*** Begin section ***

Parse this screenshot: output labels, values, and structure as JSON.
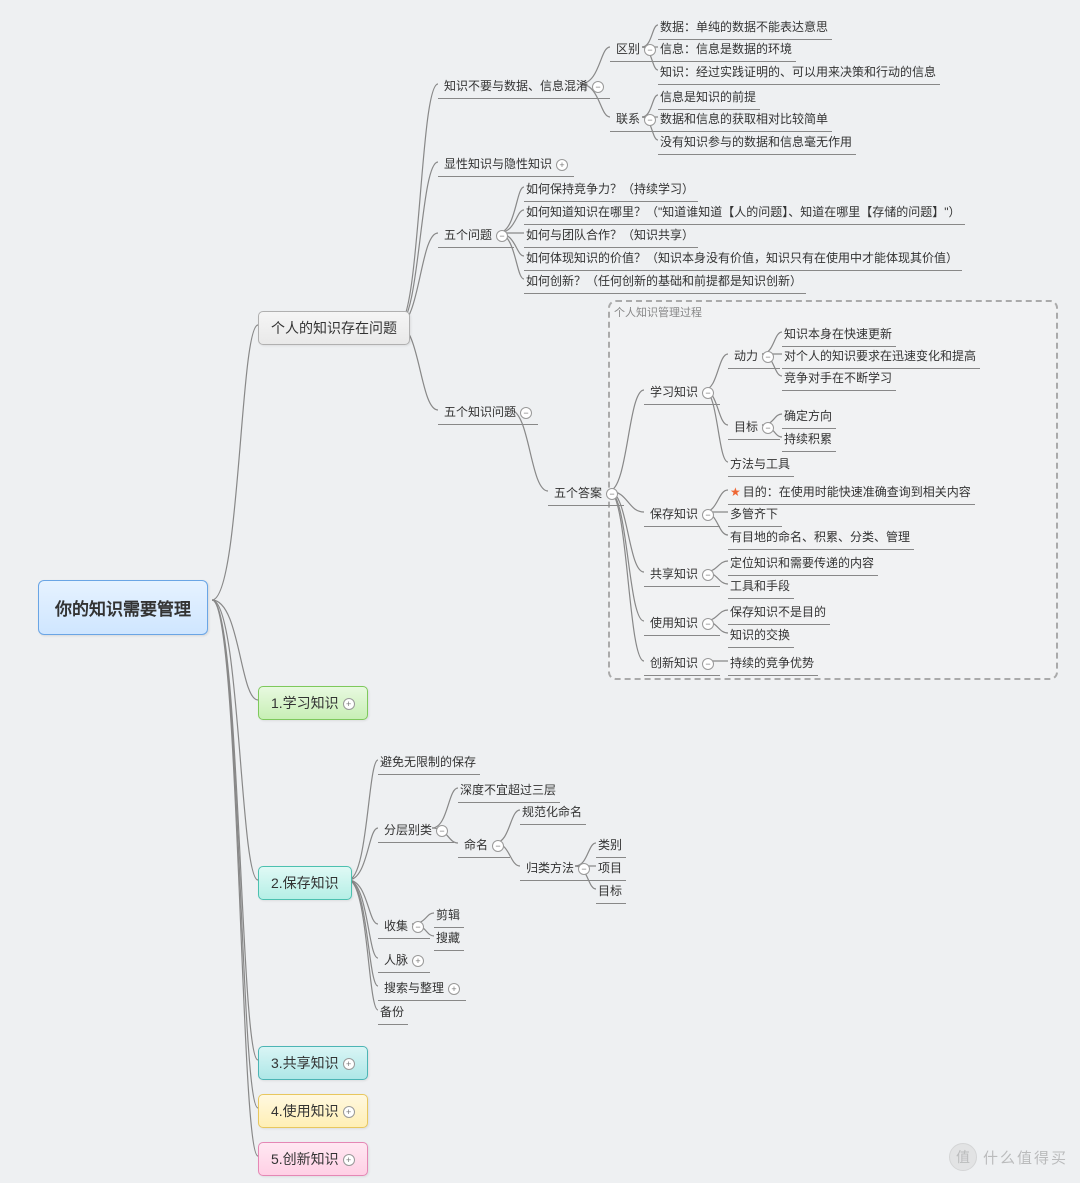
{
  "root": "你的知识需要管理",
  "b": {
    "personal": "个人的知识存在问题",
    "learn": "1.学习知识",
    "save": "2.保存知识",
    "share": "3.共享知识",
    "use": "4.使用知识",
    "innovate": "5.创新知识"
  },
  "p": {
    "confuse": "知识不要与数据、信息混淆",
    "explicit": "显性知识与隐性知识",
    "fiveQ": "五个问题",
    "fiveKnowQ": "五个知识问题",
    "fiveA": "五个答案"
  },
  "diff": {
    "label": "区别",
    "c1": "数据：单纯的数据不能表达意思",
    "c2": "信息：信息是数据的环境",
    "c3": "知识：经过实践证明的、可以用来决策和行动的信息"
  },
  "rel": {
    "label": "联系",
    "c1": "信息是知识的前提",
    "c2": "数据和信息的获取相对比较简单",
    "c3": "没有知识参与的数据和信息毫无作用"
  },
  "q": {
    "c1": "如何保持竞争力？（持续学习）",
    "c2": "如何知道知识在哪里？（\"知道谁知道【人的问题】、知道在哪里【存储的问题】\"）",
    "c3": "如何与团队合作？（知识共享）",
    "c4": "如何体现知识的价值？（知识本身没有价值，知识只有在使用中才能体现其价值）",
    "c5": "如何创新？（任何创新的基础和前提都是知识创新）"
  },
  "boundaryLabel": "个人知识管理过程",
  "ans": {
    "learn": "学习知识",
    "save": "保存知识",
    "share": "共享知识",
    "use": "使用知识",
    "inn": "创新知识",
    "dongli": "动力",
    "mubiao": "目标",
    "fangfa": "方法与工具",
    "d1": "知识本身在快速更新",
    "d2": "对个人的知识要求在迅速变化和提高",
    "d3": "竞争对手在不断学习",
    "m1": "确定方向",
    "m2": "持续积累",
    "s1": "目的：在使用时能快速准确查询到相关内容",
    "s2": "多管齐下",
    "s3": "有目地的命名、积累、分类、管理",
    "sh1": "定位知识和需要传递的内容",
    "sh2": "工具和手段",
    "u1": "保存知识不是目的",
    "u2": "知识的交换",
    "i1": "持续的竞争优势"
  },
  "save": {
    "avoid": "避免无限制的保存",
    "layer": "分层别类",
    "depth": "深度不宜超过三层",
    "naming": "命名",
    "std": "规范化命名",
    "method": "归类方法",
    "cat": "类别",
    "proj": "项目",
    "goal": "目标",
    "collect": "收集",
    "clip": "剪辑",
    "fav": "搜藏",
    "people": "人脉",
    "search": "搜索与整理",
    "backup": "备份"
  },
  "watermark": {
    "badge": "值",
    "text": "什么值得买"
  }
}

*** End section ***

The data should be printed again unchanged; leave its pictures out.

Finished task ::
Parse this screenshot: output labels, values, and structure as JSON.
{
  "root": "你的知识需要管理",
  "b": {
    "personal": "个人的知识存在问题",
    "learn": "1.学习知识",
    "save": "2.保存知识",
    "share": "3.共享知识",
    "use": "4.使用知识",
    "innovate": "5.创新知识"
  },
  "p": {
    "confuse": "知识不要与数据、信息混淆",
    "explicit": "显性知识与隐性知识",
    "fiveQ": "五个问题",
    "fiveKnowQ": "五个知识问题",
    "fiveA": "五个答案"
  },
  "diff": {
    "label": "区别",
    "c1": "数据：单纯的数据不能表达意思",
    "c2": "信息：信息是数据的环境",
    "c3": "知识：经过实践证明的、可以用来决策和行动的信息"
  },
  "rel": {
    "label": "联系",
    "c1": "信息是知识的前提",
    "c2": "数据和信息的获取相对比较简单",
    "c3": "没有知识参与的数据和信息毫无作用"
  },
  "q": {
    "c1": "如何保持竞争力？（持续学习）",
    "c2": "如何知道知识在哪里？（\"知道谁知道【人的问题】、知道在哪里【存储的问题】\"）",
    "c3": "如何与团队合作？（知识共享）",
    "c4": "如何体现知识的价值？（知识本身没有价值，知识只有在使用中才能体现其价值）",
    "c5": "如何创新？（任何创新的基础和前提都是知识创新）"
  },
  "boundaryLabel": "个人知识管理过程",
  "ans": {
    "learn": "学习知识",
    "save": "保存知识",
    "share": "共享知识",
    "use": "使用知识",
    "inn": "创新知识",
    "dongli": "动力",
    "mubiao": "目标",
    "fangfa": "方法与工具",
    "d1": "知识本身在快速更新",
    "d2": "对个人的知识要求在迅速变化和提高",
    "d3": "竞争对手在不断学习",
    "m1": "确定方向",
    "m2": "持续积累",
    "s1": "目的：在使用时能快速准确查询到相关内容",
    "s2": "多管齐下",
    "s3": "有目地的命名、积累、分类、管理",
    "sh1": "定位知识和需要传递的内容",
    "sh2": "工具和手段",
    "u1": "保存知识不是目的",
    "u2": "知识的交换",
    "i1": "持续的竞争优势"
  },
  "save": {
    "avoid": "避免无限制的保存",
    "layer": "分层别类",
    "depth": "深度不宜超过三层",
    "naming": "命名",
    "std": "规范化命名",
    "method": "归类方法",
    "cat": "类别",
    "proj": "项目",
    "goal": "目标",
    "collect": "收集",
    "clip": "剪辑",
    "fav": "搜藏",
    "people": "人脉",
    "search": "搜索与整理",
    "backup": "备份"
  },
  "watermark": {
    "badge": "值",
    "text": "什么值得买"
  }
}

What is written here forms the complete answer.